All the equipment at Chase Distillery is custom-built in gleaming copper and stainless steel by Carl of Germany. The whole setup looks amazing, especially as it’s housed in a gigantic old grain store. Dotted around are curios that William Chase has collected, such as old deep-sea diving suits, motorbikes and Union Jack sofas. Some new distilleries can look a little clinical, but Chase distillery has the feel of a cabinet of curiosities more than an industrial facility. Outside there are vintage Land Rovers used for tours of the farm. No wonder it’s one of Herefordshire’s top tourist attractions; the weekend tours get booked up well in advance.
I couldn’t help noticing among the bric-a-brac that there are barrels all over the place. Chase makes a vodka aged in old Cognac casks, a sloe gin aged in huge oak foudres from Chateauneuf-du-Pape, and a whisky is in the pipeline. “We’ve been putting quite a few casks down every year and I think we’ll be ready to release our first drop of whisky early next year,” James reveals. “We won’t release it until it’s ready.” It’s not made from potatoes or apples, of course, the wash (the beer made from malted barley) comes from a few local breweries. It is then put through Fat Betty twice, just as with a single malt Scotch whisky.
Chase is a very strong brand with highly recognisable products, but James also reckons that timing was important. “If we started the distillery in Herefordshire today, we probably wouldn’t have had the success that we’ve had. I think because we were first mover into the market, you know, we were pioneers of the craft spirit scene in 2008.”
Chase is now distributed all over the world, but the distillery remains a small outfit. “I think a lot of brands go to market and chuck the kitchen sink at two-for-ones in supermarkets,” James says, “Because it’s a family distillery we really want to be making sure that people are buying on quality and not price.
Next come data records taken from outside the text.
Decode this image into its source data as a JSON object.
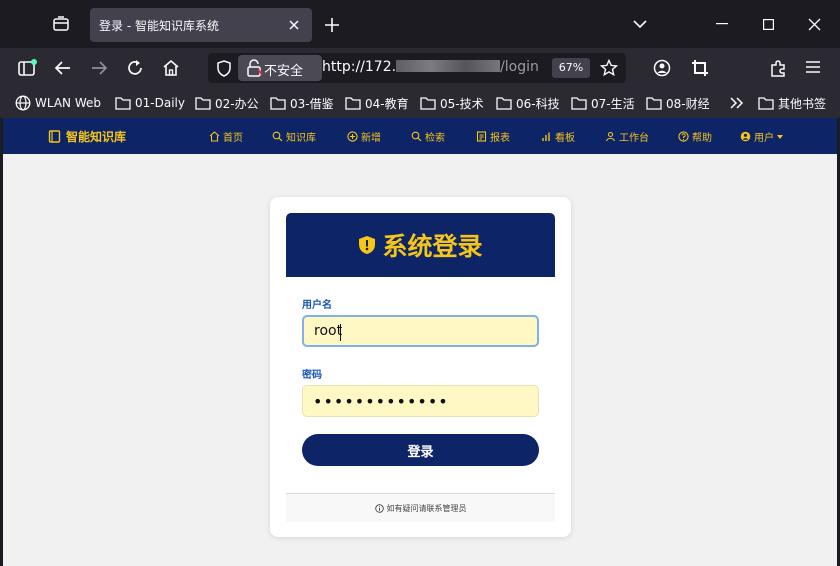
{
  "browser": {
    "tab_title": "登录 - 智能知识库系统",
    "url_security_label": "不安全",
    "url_host": "http://172.",
    "url_path": "/login",
    "zoom_level": "67%",
    "bookmarks": [
      {
        "label": "WLAN Web",
        "icon": "globe-icon"
      },
      {
        "label": "01-Daily",
        "icon": "folder-icon"
      },
      {
        "label": "02-办公",
        "icon": "folder-icon"
      },
      {
        "label": "03-借鉴",
        "icon": "folder-icon"
      },
      {
        "label": "04-教育",
        "icon": "folder-icon"
      },
      {
        "label": "05-技术",
        "icon": "folder-icon"
      },
      {
        "label": "06-科技",
        "icon": "folder-icon"
      },
      {
        "label": "07-生活",
        "icon": "folder-icon"
      },
      {
        "label": "08-财经",
        "icon": "folder-icon"
      }
    ],
    "other_bookmarks": "其他书签"
  },
  "app": {
    "brand": "智能知识库",
    "nav": [
      {
        "label": "首页",
        "icon": "home-icon"
      },
      {
        "label": "知识库",
        "icon": "search-icon"
      },
      {
        "label": "新增",
        "icon": "plus-circle-icon"
      },
      {
        "label": "检索",
        "icon": "search-icon"
      },
      {
        "label": "报表",
        "icon": "report-icon"
      },
      {
        "label": "看板",
        "icon": "bar-chart-icon"
      },
      {
        "label": "工作台",
        "icon": "person-icon"
      },
      {
        "label": "帮助",
        "icon": "help-icon"
      },
      {
        "label": "用户",
        "icon": "user-circle-icon"
      }
    ]
  },
  "login": {
    "title": "系统登录",
    "username_label": "用户名",
    "username_value": "root",
    "password_label": "密码",
    "password_value": "•••••••••••••",
    "submit_label": "登录",
    "footer_note": "如有疑问请联系管理员"
  },
  "colors": {
    "brand_navy": "#0d2466",
    "accent_gold": "#f5c518",
    "input_bg": "#fff8c5",
    "label_blue": "#1a56b4"
  }
}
This applies to export too, most of our distributors around the world are family-run, wine distributors.” He told me that America is Chase’s number one market, but adds that the family has big plans for Asia. “We’ve just signed with a new distributor in Hong Kong,” he confirms.
The Chase empire stretches outside Herefordshire. The brand produces a range of wines in Provence including a rosé which, with its distinctive bottle, has become something of a cult wine. Again, James told me, it’s all about organic growth. “We’re not in supermarkets or any of the big players like Majestic or Waitrose. So we just sell in independent wine shops and places like The Pig and The Hurlingham Club, that sell the brand in a great environment. And that’s the way that we like it.”
Out of all the Chase range, it’s the vodka that is James’s favourite product, “it’s our Burberry trench coat,” as he puts it, though gin makes up around 70% of sales. The family has no plans to go back into crisps but there is another area close to home that has caught James’s eye though he makes it clear that it is, at the moment, just an idea: “I think we’d love to look at wine in England,” James comments. ”There’s huge opportunity here… I think the English still buy more Champagne than the Americans, which is crazy. So, yeah. Chase Distillery sparkling wine, you can almost picture it.” We certainly can.